### Data to use
=== Begin Enclosure ===

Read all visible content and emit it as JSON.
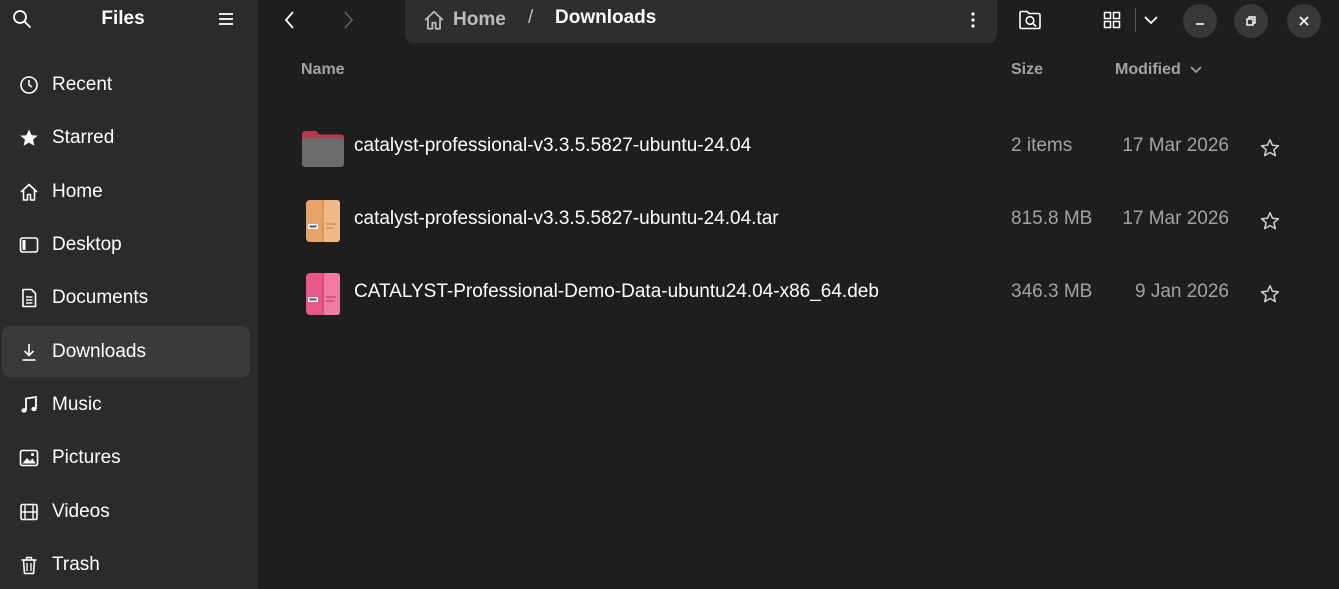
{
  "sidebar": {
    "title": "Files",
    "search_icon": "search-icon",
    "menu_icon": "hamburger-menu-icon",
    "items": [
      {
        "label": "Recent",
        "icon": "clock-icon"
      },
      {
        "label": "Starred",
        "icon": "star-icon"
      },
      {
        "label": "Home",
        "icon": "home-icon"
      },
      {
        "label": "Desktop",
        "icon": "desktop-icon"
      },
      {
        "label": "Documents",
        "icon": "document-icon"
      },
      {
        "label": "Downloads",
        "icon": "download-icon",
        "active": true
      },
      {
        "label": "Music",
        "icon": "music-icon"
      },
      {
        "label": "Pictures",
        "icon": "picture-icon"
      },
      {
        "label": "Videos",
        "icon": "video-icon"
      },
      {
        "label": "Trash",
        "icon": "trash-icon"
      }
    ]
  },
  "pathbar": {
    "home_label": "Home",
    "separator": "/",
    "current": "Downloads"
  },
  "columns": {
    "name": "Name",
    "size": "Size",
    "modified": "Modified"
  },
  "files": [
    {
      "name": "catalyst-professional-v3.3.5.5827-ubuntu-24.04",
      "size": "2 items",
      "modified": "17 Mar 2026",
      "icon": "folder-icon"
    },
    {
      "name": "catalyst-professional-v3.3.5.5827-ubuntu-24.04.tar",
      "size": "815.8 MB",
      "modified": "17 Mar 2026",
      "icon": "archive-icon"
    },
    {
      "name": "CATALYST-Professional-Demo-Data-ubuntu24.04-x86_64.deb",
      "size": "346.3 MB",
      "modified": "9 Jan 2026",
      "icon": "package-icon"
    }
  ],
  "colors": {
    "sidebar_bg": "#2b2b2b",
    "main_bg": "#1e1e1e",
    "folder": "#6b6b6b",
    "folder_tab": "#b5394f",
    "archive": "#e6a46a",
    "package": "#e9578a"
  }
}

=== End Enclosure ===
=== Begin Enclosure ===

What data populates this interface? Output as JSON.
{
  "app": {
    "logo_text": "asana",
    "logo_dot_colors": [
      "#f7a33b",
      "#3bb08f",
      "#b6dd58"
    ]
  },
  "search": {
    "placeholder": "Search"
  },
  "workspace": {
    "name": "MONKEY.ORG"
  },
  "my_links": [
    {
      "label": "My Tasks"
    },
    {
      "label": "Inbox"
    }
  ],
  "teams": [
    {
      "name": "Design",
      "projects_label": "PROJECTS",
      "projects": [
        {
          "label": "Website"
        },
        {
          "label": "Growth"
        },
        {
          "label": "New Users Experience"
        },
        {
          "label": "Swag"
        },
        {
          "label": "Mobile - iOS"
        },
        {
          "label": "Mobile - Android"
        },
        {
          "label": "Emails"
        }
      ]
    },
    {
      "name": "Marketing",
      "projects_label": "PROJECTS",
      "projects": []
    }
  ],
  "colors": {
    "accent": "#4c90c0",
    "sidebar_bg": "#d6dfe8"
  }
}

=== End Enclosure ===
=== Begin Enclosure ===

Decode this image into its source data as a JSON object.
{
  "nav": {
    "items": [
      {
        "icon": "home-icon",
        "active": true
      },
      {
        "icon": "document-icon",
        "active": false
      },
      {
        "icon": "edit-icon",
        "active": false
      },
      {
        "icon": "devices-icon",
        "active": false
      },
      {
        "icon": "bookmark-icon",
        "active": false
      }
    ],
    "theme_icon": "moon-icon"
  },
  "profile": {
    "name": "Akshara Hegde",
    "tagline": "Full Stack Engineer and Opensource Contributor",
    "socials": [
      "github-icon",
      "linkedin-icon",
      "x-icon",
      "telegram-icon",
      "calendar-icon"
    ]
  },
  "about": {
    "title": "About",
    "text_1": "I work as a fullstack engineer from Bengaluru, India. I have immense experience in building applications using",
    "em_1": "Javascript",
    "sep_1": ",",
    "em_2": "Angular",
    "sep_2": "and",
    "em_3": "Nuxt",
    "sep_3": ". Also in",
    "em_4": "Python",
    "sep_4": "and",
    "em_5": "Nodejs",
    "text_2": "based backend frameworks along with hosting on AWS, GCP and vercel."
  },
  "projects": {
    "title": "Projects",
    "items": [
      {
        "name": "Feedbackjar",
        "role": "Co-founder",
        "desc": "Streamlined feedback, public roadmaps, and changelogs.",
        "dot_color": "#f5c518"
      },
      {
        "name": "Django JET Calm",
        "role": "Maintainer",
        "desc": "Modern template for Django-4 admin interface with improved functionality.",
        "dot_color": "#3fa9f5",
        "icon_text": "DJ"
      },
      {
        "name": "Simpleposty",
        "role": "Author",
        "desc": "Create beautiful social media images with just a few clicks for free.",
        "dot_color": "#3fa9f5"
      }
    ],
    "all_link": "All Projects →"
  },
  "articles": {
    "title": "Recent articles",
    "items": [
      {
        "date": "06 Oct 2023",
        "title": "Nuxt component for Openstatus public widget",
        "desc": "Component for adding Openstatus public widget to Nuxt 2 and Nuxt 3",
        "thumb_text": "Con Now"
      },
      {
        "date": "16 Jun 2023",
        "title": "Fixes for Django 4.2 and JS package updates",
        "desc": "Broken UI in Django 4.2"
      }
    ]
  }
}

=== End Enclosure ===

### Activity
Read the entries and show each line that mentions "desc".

### Answer box
        "desc": "Streamlined feedback, public roadmaps, and changelogs.",
        "desc": "Modern template for Django-4 admin interface with improved functionality.",
        "desc": "Create beautiful social media images with just a few clicks for free.",
        "desc": "Component for adding Openstatus public widget to Nuxt 2 and Nuxt 3",
        "desc": "Broken UI in Django 4.2"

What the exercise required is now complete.